--- DATA FOR REVIEW Enclosed Below ---
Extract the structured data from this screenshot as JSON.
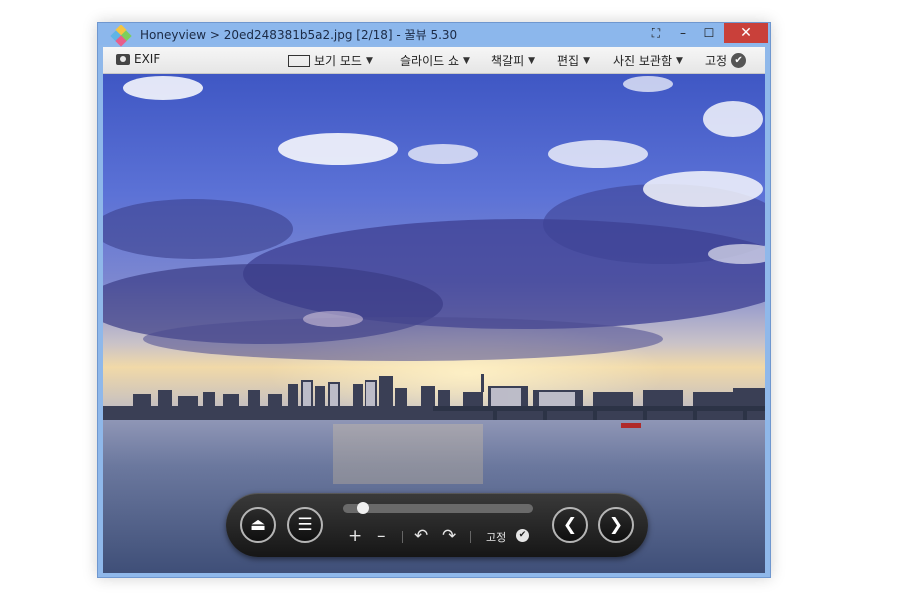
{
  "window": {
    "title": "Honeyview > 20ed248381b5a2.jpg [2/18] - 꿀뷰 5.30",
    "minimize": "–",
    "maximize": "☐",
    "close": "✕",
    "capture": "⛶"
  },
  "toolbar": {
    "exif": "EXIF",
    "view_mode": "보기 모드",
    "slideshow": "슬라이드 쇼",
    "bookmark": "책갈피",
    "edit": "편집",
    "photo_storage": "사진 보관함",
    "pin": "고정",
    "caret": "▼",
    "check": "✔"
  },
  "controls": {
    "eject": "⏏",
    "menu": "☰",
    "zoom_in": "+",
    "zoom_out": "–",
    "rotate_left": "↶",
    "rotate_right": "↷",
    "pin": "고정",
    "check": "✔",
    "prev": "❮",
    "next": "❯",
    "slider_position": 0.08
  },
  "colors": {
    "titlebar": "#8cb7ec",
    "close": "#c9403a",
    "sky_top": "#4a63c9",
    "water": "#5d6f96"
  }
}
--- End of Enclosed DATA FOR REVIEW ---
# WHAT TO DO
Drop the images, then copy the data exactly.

# ANSWER SECTION
Extract the structured data from this screenshot as JSON.
{
  "window": {
    "title": "Honeyview > 20ed248381b5a2.jpg [2/18] - 꿀뷰 5.30",
    "minimize": "–",
    "maximize": "☐",
    "close": "✕",
    "capture": "⛶"
  },
  "toolbar": {
    "exif": "EXIF",
    "view_mode": "보기 모드",
    "slideshow": "슬라이드 쇼",
    "bookmark": "책갈피",
    "edit": "편집",
    "photo_storage": "사진 보관함",
    "pin": "고정",
    "caret": "▼",
    "check": "✔"
  },
  "controls": {
    "eject": "⏏",
    "menu": "☰",
    "zoom_in": "+",
    "zoom_out": "–",
    "rotate_left": "↶",
    "rotate_right": "↷",
    "pin": "고정",
    "check": "✔",
    "prev": "❮",
    "next": "❯",
    "slider_position": 0.08
  },
  "colors": {
    "titlebar": "#8cb7ec",
    "close": "#c9403a",
    "sky_top": "#4a63c9",
    "water": "#5d6f96"
  }
}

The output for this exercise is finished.